You are ready to get pregnant. Now. Once you mentally prepare yourself, waiting is the last thing you want to do. This guide provides tips that will help make it more likely you’ll conceive soon after you start trying.
Get to Know Your Cycle. The biggest secret to getting pregnant is to know when you ovulate, and when to time intercourse in relation to ovulation. Ovulation occurs when an egg is released from your ovary, but women ovulate on different schedules. So how do you know when you ovulate?
Length of Your Cycle. First, you’ll need to know the length of your menstrual cycle. You calculate this by the number of days between your first day of full flow and the first day of your next full flow. For women with 28-day cycles, ovulation usually occurs around Day 14, plus or minus one to two days. If your cycle ranges between 24 to 34 days, you will normally ovulate between Days 13 and 20.

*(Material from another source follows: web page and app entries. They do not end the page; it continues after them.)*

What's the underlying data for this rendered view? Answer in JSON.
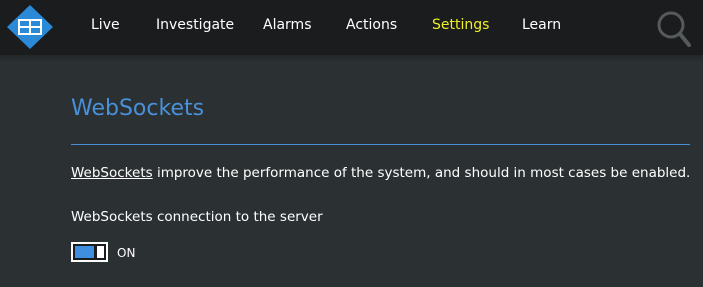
{
  "nav": {
    "items": [
      {
        "label": "Live",
        "active": false
      },
      {
        "label": "Investigate",
        "active": false
      },
      {
        "label": "Alarms",
        "active": false
      },
      {
        "label": "Actions",
        "active": false
      },
      {
        "label": "Settings",
        "active": true
      },
      {
        "label": "Learn",
        "active": false
      }
    ],
    "logo_icon": "grid-logo-icon",
    "search_icon": "search-icon"
  },
  "page": {
    "title": "WebSockets",
    "description_link": "WebSockets",
    "description_rest": " improve the performance of the system, and should in most cases be enabled.",
    "setting_label": "WebSockets connection to the server",
    "toggle_state": "ON",
    "toggle_on": true
  },
  "colors": {
    "topbar": "#1b1c1d",
    "background": "#2b3133",
    "accent": "#4a90d9",
    "active_nav": "#f0f025",
    "toggle_on": "#3e8fe0"
  }
}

Timing is everything. Once you know your time of ovulation, getting busy is the next step. Since most women release an egg once each menstrual cycle, there are only a few days in each cycle that allow for pregnancy. Although many believe your most fertile days are 27 to 72 hours after ovulation, the best times are actually two days before and on the day of ovulation. This is because once you ovulate, your egg is most receptive to sperm for the next 12 to 24 hours--not 72. But if you have intercourse only on the day you ovulate, you will have only a 12-hour opportunity to conceive. Also, sperm can live three to five days, so ideally you want to have intercourse before you ovulate for the sperm to reach the fallopian tube, where fertilization occurs, before the egg. Make the sperm wait for the egg, not the other way around!
Detecting Ovulation. Popular methods to detect ovulation include tracking your basal body temperature (BBT) and cervical mucus and using ovulation prediction kits (OPKs).
Basal Body Temperature (BBT): But fertility doctors don’t recommend using Basal Body Temperature. BBT is the rate of your body temperature at rest and is influenced by the hormones in your body. Your BBT will decrease slightly right before ovulation and peak in temperature when ovulation has occurred. Although BBT is a great way to learn about your cycle, and to confirm that you have ovulated, using it to time intercourse is difficult, as once your temperature hits peak, ovulation has already occurred, and the best time for baby making is over. Too late! Also, many factors can affect your BBT, including irregular sleep patterns, unusual stress or exercise, and drinking coffee at night.
Cervical Mucus: Just before ovulation, the consistency of your cervical mucus will become thinner and stretchy to allow sperm the best chance to swim through. After ovulation the consistency becomes a bit thicker again. In general, over your cycle, cervical mucus can go through the following phases, starting out sticky or dry, becoming creamy, then thinning to a wetter consistency around ovulation, and then becoming the texture of raw egg white during this time, and finally returning to sticky or dry. The wet and raw-egg stages signal ovulation is about to happen or happening, and timing intercourse during these phases can increase your chances of conceiving.
Tracking cervical mucus doesn’t work for everyone. For example, women with PCOS may have ovulation-type mucus several times in a cycle. Also, antihistamines and some fertility treatment drugs, such as Clomid, dry up mucus. See your fertility specialist if you never get mucus with the consistency indicating ovulation, in case that may be one of the reasons for your infertility. In any case, you might want to confirm that you’re indeed about to ovulate with an ovulation predictor kit, and you might also want to confirm that you actually ovulate by getting a single progesterone blood test after ovulation from your doctor.
Ovulation Predictor Kits.OPKs use test strips to detect levels of luteinizing hormone, or LH, in your urine. When LH surges, a woman usually ovulates within 12 to 36 hours. You should begin testing two to three days before the day you expect to ovulate and continue until the test indicates that you are on the verge of ovulating. If your cycle is irregular, you can start testing on day 11. The best time to have intercourse is two to three days prior to ovulation, the day of a positive OPK reading, and the day after the positive OPK.
Ovulation Predictor Kit’s don’t work for everyone. OPK’s may not work well for 5% to 10% of women, because the OPK dipstick has trouble detecting their particular LH. If you don’t have regular menstrual cycles, or the kit has not identified ovulation over two menstrual cycles, your fertility doctor can confirm whether you have ovulated with a blood test for serum progesterone, the hormone that prepares the lining of your uterus for the embryo to implant.